-- Problem --
Determine how many lines in the listing below include "value", and answer with only that number.

-- Data in this exercise --
──────

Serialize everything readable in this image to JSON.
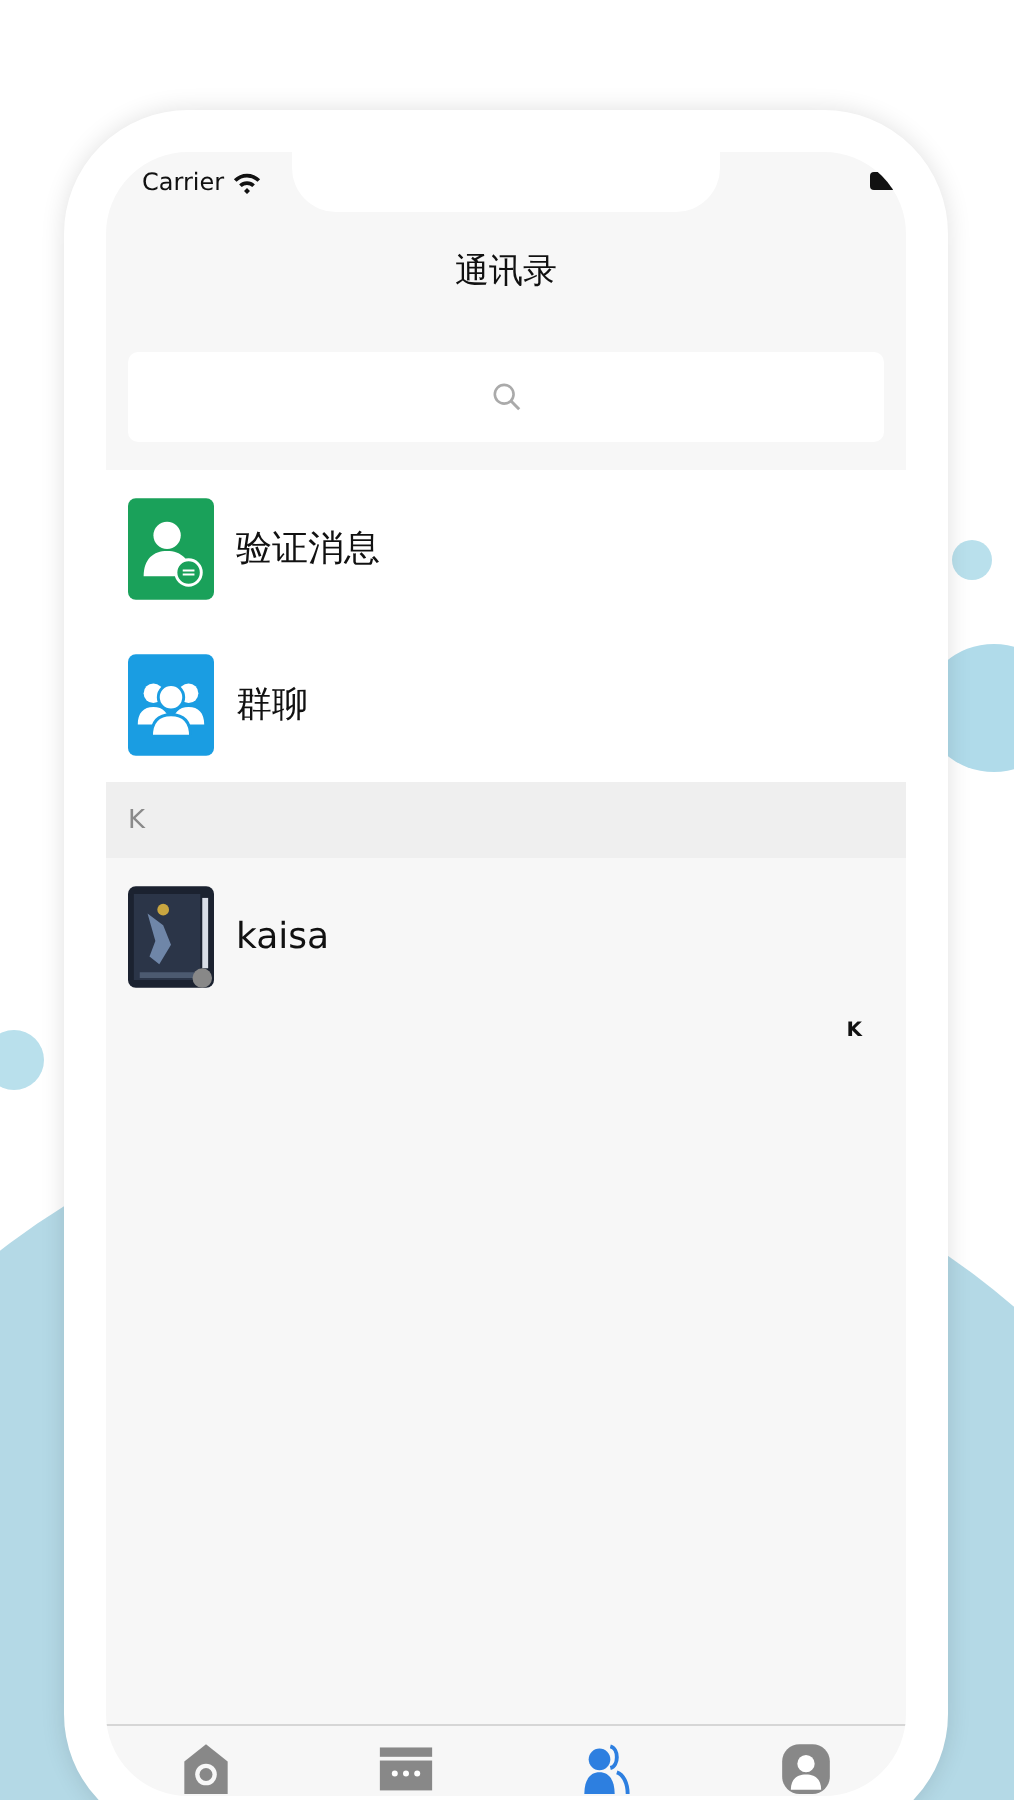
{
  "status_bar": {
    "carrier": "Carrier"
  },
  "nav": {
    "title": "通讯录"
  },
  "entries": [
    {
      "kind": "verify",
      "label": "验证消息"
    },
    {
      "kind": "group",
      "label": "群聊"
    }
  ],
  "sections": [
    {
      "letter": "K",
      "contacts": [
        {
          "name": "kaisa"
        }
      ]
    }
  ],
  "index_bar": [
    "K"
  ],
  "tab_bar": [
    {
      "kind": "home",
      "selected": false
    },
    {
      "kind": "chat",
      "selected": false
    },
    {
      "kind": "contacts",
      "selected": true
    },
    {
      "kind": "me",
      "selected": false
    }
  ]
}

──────

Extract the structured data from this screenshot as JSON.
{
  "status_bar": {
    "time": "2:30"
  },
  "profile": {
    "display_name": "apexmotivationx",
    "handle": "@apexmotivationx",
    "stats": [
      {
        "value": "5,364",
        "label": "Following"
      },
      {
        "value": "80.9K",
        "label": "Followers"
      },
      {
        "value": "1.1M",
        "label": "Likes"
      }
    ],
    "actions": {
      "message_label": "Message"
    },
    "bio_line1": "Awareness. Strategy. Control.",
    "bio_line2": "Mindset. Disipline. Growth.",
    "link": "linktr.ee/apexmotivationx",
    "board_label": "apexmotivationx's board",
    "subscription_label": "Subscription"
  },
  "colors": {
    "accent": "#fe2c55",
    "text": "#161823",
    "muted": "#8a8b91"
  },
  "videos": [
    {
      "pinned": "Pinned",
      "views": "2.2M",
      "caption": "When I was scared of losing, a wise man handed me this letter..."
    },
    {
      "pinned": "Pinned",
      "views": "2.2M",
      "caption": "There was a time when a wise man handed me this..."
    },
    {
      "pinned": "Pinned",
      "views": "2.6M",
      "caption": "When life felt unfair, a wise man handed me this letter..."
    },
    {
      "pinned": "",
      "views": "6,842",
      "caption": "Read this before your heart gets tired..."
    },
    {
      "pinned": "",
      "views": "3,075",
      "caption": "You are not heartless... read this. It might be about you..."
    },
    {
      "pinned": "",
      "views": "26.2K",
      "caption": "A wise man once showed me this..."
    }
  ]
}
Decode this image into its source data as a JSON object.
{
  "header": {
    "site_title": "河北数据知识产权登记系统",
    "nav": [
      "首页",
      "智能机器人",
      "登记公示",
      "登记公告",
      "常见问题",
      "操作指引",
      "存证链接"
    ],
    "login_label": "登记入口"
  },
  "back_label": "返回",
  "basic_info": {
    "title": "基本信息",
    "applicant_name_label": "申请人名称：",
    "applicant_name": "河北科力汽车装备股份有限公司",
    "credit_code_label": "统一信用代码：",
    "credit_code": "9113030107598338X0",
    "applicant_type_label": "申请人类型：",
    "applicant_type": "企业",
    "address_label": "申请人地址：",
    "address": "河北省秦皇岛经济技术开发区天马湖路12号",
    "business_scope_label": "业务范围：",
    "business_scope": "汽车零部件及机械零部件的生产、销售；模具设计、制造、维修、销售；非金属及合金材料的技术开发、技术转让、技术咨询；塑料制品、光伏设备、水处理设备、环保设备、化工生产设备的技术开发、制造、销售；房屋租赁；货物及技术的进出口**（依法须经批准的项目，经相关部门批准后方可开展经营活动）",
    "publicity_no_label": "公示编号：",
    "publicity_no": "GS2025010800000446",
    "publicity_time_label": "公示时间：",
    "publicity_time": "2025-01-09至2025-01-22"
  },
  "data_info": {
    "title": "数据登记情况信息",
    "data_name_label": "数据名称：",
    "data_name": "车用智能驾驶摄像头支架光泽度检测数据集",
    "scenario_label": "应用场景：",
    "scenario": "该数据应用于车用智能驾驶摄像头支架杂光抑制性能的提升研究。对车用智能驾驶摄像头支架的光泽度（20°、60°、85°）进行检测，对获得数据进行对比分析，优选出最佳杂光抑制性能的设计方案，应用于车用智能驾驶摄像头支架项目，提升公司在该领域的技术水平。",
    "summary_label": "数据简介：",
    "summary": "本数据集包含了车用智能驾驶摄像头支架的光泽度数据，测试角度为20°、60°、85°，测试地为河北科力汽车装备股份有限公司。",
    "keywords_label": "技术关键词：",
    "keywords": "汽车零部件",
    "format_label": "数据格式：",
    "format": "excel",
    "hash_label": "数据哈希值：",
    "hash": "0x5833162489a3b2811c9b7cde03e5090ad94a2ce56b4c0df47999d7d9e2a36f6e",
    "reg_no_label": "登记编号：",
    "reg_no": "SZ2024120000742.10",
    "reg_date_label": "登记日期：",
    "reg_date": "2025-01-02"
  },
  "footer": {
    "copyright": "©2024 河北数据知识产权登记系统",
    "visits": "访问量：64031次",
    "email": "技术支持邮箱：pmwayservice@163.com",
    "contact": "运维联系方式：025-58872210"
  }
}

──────

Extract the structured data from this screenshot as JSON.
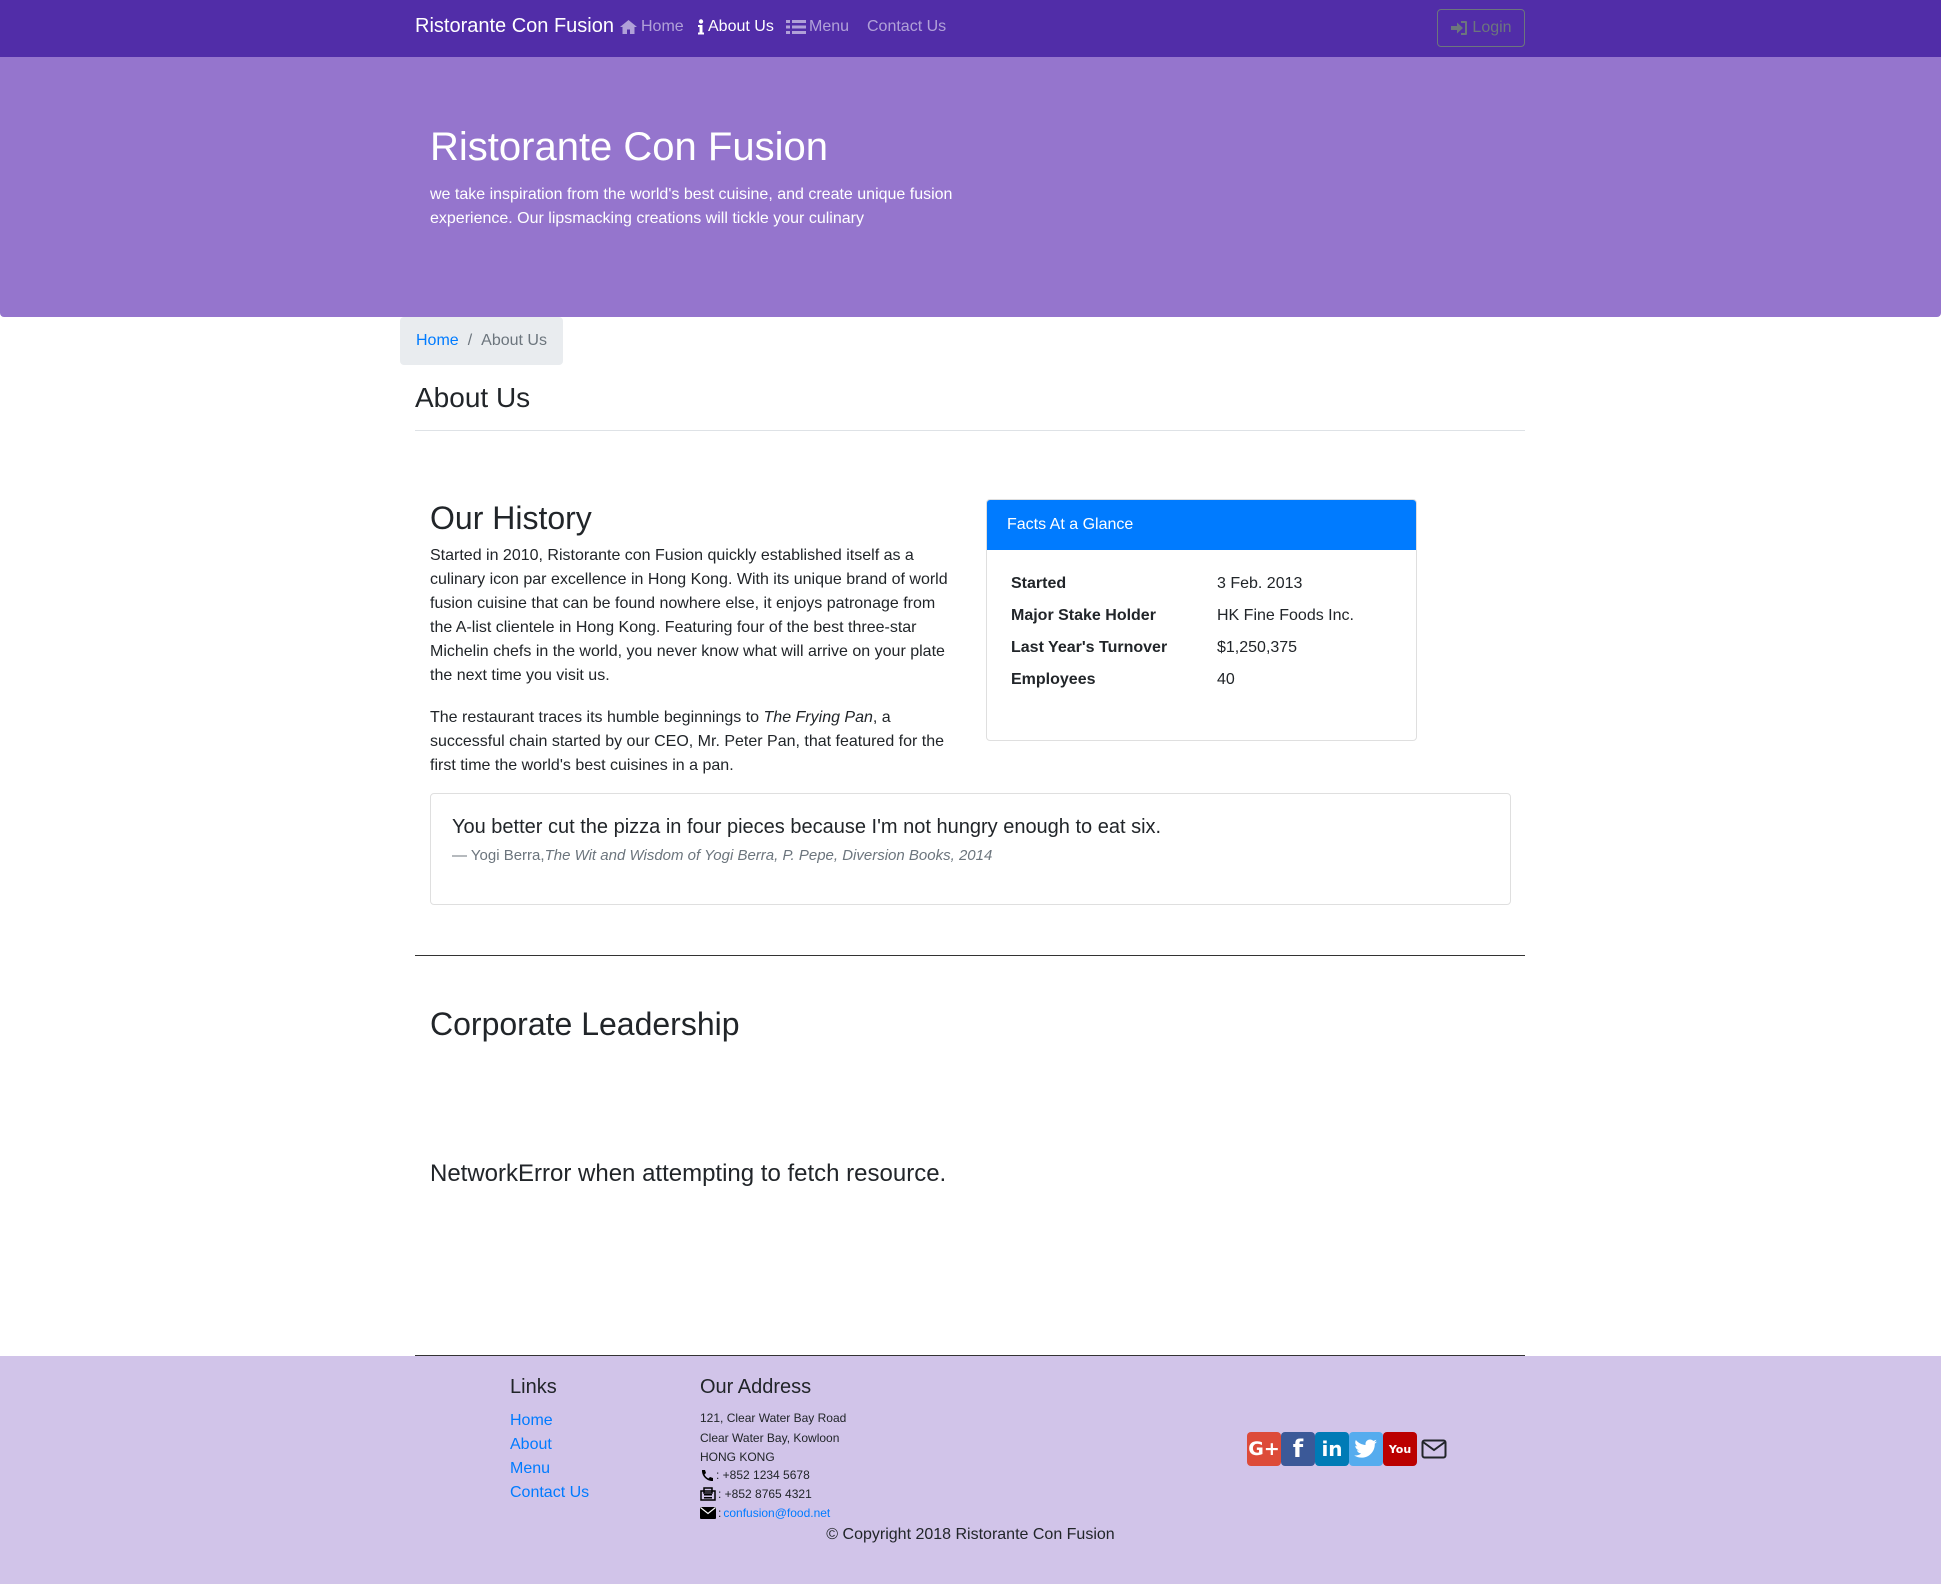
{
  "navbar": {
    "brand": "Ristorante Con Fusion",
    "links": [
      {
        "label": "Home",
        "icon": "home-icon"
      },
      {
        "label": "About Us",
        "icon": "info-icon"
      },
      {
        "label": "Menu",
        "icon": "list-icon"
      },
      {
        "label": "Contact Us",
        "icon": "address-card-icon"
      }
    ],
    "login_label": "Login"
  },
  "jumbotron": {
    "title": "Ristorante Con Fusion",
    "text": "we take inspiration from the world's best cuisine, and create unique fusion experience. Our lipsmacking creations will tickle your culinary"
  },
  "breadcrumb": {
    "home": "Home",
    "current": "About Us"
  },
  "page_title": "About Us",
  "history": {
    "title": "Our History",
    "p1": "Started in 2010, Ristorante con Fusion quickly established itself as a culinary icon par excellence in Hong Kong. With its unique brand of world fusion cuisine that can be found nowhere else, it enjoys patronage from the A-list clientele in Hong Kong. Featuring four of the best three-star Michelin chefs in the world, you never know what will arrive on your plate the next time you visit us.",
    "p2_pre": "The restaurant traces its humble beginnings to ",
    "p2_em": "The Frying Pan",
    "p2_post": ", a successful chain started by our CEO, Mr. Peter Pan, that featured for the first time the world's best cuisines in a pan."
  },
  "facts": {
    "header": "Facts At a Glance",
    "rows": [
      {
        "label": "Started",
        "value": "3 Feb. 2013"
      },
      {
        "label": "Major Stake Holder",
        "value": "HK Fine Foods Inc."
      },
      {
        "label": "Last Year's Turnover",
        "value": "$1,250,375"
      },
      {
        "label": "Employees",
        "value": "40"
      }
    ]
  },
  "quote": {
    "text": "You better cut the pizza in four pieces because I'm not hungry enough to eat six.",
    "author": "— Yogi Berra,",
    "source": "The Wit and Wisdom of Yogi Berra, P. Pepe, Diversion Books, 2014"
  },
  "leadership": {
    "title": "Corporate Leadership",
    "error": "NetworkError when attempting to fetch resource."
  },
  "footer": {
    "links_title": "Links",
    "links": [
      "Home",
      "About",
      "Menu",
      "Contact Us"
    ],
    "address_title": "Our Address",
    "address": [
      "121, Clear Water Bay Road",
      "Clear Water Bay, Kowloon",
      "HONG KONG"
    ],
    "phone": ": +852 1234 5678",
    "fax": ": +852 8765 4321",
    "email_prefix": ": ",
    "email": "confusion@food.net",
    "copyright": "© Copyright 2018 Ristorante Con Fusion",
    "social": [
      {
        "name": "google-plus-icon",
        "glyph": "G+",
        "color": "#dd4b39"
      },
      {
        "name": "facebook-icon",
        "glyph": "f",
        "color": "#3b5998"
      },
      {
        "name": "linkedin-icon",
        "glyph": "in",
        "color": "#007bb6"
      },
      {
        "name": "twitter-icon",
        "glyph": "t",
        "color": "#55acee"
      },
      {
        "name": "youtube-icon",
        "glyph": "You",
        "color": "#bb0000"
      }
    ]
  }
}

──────

-- Answer space --
7